TASK PROMPT -> Retype each entry below, keeping every character the same.

Website and app data records ->
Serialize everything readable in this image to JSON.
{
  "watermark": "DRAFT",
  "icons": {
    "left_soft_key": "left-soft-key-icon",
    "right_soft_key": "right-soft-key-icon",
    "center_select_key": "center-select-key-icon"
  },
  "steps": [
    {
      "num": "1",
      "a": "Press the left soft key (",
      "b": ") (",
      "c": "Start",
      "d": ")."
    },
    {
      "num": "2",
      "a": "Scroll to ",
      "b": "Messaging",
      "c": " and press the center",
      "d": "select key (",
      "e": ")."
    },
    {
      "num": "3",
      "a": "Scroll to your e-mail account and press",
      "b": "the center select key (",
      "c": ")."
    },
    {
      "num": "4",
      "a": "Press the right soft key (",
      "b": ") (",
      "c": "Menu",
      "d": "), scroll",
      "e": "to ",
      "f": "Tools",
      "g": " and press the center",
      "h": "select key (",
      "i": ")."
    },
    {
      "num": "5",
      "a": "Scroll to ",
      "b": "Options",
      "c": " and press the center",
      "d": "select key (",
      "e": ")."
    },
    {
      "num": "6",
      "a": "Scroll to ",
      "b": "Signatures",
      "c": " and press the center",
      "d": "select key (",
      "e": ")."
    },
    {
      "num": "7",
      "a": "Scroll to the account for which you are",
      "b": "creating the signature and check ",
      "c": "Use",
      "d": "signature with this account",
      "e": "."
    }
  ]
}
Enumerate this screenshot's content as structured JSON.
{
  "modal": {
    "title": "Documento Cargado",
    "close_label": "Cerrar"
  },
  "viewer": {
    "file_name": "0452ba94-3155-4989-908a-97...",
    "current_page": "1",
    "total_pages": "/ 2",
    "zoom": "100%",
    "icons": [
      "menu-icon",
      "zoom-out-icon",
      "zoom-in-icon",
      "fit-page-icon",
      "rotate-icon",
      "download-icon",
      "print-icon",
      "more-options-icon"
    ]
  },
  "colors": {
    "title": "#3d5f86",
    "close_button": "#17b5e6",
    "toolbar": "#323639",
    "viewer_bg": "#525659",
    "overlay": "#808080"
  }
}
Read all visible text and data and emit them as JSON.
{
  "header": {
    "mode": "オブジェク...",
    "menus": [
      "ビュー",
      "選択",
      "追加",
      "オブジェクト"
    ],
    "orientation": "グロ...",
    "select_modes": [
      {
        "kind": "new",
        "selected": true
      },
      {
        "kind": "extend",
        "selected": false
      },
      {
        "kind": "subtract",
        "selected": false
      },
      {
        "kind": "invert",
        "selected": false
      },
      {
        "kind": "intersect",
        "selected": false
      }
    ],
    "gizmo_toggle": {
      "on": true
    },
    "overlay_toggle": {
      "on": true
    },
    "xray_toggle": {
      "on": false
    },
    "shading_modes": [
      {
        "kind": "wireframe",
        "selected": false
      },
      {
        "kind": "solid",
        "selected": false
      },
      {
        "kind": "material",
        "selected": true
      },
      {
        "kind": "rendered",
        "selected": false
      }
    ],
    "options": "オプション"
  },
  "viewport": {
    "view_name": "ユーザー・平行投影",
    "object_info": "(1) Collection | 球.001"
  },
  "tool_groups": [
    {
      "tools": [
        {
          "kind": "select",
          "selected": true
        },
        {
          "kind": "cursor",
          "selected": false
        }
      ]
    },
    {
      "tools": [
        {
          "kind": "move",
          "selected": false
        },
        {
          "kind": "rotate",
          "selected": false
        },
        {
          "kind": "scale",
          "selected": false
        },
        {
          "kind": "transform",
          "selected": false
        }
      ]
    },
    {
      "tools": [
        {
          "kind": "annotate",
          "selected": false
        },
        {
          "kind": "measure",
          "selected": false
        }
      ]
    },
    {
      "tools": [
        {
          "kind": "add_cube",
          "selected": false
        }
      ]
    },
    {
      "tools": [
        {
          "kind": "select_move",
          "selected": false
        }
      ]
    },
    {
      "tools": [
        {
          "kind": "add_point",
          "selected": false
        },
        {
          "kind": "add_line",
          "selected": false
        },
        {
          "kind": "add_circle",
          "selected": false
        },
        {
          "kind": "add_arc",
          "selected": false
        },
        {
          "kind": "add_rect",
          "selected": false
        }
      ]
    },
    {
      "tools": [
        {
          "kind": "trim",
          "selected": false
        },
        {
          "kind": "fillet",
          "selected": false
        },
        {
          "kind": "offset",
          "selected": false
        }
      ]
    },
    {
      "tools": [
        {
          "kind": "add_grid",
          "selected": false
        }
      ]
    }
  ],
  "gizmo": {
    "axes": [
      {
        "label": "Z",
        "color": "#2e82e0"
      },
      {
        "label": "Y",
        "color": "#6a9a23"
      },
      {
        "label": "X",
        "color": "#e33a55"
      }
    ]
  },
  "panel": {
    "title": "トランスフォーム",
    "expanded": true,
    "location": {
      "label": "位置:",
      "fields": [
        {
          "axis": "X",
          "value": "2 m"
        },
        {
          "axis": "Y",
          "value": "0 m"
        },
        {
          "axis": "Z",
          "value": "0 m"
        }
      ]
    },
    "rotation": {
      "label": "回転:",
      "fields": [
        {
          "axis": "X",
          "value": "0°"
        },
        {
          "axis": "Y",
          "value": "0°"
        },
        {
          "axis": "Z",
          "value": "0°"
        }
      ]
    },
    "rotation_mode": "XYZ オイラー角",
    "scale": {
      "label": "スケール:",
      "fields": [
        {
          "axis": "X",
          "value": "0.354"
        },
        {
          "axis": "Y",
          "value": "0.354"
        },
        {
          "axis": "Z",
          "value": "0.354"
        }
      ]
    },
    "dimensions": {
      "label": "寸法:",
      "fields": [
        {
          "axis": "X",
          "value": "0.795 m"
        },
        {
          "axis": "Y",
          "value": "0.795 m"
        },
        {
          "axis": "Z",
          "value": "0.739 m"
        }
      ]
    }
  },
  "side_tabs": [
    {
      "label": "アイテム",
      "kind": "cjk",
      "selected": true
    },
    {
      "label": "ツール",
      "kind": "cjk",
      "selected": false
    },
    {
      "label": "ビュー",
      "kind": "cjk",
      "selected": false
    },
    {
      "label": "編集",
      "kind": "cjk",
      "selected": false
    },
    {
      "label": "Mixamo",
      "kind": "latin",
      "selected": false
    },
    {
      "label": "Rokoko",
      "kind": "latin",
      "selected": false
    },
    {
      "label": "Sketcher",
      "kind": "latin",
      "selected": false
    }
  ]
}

COMPLETED EXERCISE ->
Serialize everything readable in this image to JSON.
{
  "watermark": "DRAFT",
  "icons": {
    "left_soft_key": "left-soft-key-icon",
    "right_soft_key": "right-soft-key-icon",
    "center_select_key": "center-select-key-icon"
  },
  "steps": [
    {
      "num": "1",
      "a": "Press the left soft key (",
      "b": ") (",
      "c": "Start",
      "d": ")."
    },
    {
      "num": "2",
      "a": "Scroll to ",
      "b": "Messaging",
      "c": " and press the center",
      "d": "select key (",
      "e": ")."
    },
    {
      "num": "3",
      "a": "Scroll to your e-mail account and press",
      "b": "the center select key (",
      "c": ")."
    },
    {
      "num": "4",
      "a": "Press the right soft key (",
      "b": ") (",
      "c": "Menu",
      "d": "), scroll",
      "e": "to ",
      "f": "Tools",
      "g": " and press the center",
      "h": "select key (",
      "i": ")."
    },
    {
      "num": "5",
      "a": "Scroll to ",
      "b": "Options",
      "c": " and press the center",
      "d": "select key (",
      "e": ")."
    },
    {
      "num": "6",
      "a": "Scroll to ",
      "b": "Signatures",
      "c": " and press the center",
      "d": "select key (",
      "e": ")."
    },
    {
      "num": "7",
      "a": "Scroll to the account for which you are",
      "b": "creating the signature and check ",
      "c": "Use",
      "d": "signature with this account",
      "e": "."
    }
  ]
}
Enumerate this screenshot's content as structured JSON.
{
  "modal": {
    "title": "Documento Cargado",
    "close_label": "Cerrar"
  },
  "viewer": {
    "file_name": "0452ba94-3155-4989-908a-97...",
    "current_page": "1",
    "total_pages": "/ 2",
    "zoom": "100%",
    "icons": [
      "menu-icon",
      "zoom-out-icon",
      "zoom-in-icon",
      "fit-page-icon",
      "rotate-icon",
      "download-icon",
      "print-icon",
      "more-options-icon"
    ]
  },
  "colors": {
    "title": "#3d5f86",
    "close_button": "#17b5e6",
    "toolbar": "#323639",
    "viewer_bg": "#525659",
    "overlay": "#808080"
  }
}
Read all visible text and data and emit them as JSON.
{
  "header": {
    "mode": "オブジェク...",
    "menus": [
      "ビュー",
      "選択",
      "追加",
      "オブジェクト"
    ],
    "orientation": "グロ...",
    "select_modes": [
      {
        "kind": "new",
        "selected": true
      },
      {
        "kind": "extend",
        "selected": false
      },
      {
        "kind": "subtract",
        "selected": false
      },
      {
        "kind": "invert",
        "selected": false
      },
      {
        "kind": "intersect",
        "selected": false
      }
    ],
    "gizmo_toggle": {
      "on": true
    },
    "overlay_toggle": {
      "on": true
    },
    "xray_toggle": {
      "on": false
    },
    "shading_modes": [
      {
        "kind": "wireframe",
        "selected": false
      },
      {
        "kind": "solid",
        "selected": false
      },
      {
        "kind": "material",
        "selected": true
      },
      {
        "kind": "rendered",
        "selected": false
      }
    ],
    "options": "オプション"
  },
  "viewport": {
    "view_name": "ユーザー・平行投影",
    "object_info": "(1) Collection | 球.001"
  },
  "tool_groups": [
    {
      "tools": [
        {
          "kind": "select",
          "selected": true
        },
        {
          "kind": "cursor",
          "selected": false
        }
      ]
    },
    {
      "tools": [
        {
          "kind": "move",
          "selected": false
        },
        {
          "kind": "rotate",
          "selected": false
        },
        {
          "kind": "scale",
          "selected": false
        },
        {
          "kind": "transform",
          "selected": false
        }
      ]
    },
    {
      "tools": [
        {
          "kind": "annotate",
          "selected": false
        },
        {
          "kind": "measure",
          "selected": false
        }
      ]
    },
    {
      "tools": [
        {
          "kind": "add_cube",
          "selected": false
        }
      ]
    },
    {
      "tools": [
        {
          "kind": "select_move",
          "selected": false
        }
      ]
    },
    {
      "tools": [
        {
          "kind": "add_point",
          "selected": false
        },
        {
          "kind": "add_line",
          "selected": false
        },
        {
          "kind": "add_circle",
          "selected": false
        },
        {
          "kind": "add_arc",
          "selected": false
        },
        {
          "kind": "add_rect",
          "selected": false
        }
      ]
    },
    {
      "tools": [
        {
          "kind": "trim",
          "selected": false
        },
        {
          "kind": "fillet",
          "selected": false
        },
        {
          "kind": "offset",
          "selected": false
        }
      ]
    },
    {
      "tools": [
        {
          "kind": "add_grid",
          "selected": false
        }
      ]
    }
  ],
  "gizmo": {
    "axes": [
      {
        "label": "Z",
        "color": "#2e82e0"
      },
      {
        "label": "Y",
        "color": "#6a9a23"
      },
      {
        "label": "X",
        "color": "#e33a55"
      }
    ]
  },
  "panel": {
    "title": "トランスフォーム",
    "expanded": true,
    "location": {
      "label": "位置:",
      "fields": [
        {
          "axis": "X",
          "value": "2 m"
        },
        {
          "axis": "Y",
          "value": "0 m"
        },
        {
          "axis": "Z",
          "value": "0 m"
        }
      ]
    },
    "rotation": {
      "label": "回転:",
      "fields": [
        {
          "axis": "X",
          "value": "0°"
        },
        {
          "axis": "Y",
          "value": "0°"
        },
        {
          "axis": "Z",
          "value": "0°"
        }
      ]
    },
    "rotation_mode": "XYZ オイラー角",
    "scale": {
      "label": "スケール:",
      "fields": [
        {
          "axis": "X",
          "value": "0.354"
        },
        {
          "axis": "Y",
          "value": "0.354"
        },
        {
          "axis": "Z",
          "value": "0.354"
        }
      ]
    },
    "dimensions": {
      "label": "寸法:",
      "fields": [
        {
          "axis": "X",
          "value": "0.795 m"
        },
        {
          "axis": "Y",
          "value": "0.795 m"
        },
        {
          "axis": "Z",
          "value": "0.739 m"
        }
      ]
    }
  },
  "side_tabs": [
    {
      "label": "アイテム",
      "kind": "cjk",
      "selected": true
    },
    {
      "label": "ツール",
      "kind": "cjk",
      "selected": false
    },
    {
      "label": "ビュー",
      "kind": "cjk",
      "selected": false
    },
    {
      "label": "編集",
      "kind": "cjk",
      "selected": false
    },
    {
      "label": "Mixamo",
      "kind": "latin",
      "selected": false
    },
    {
      "label": "Rokoko",
      "kind": "latin",
      "selected": false
    },
    {
      "label": "Sketcher",
      "kind": "latin",
      "selected": false
    }
  ]
}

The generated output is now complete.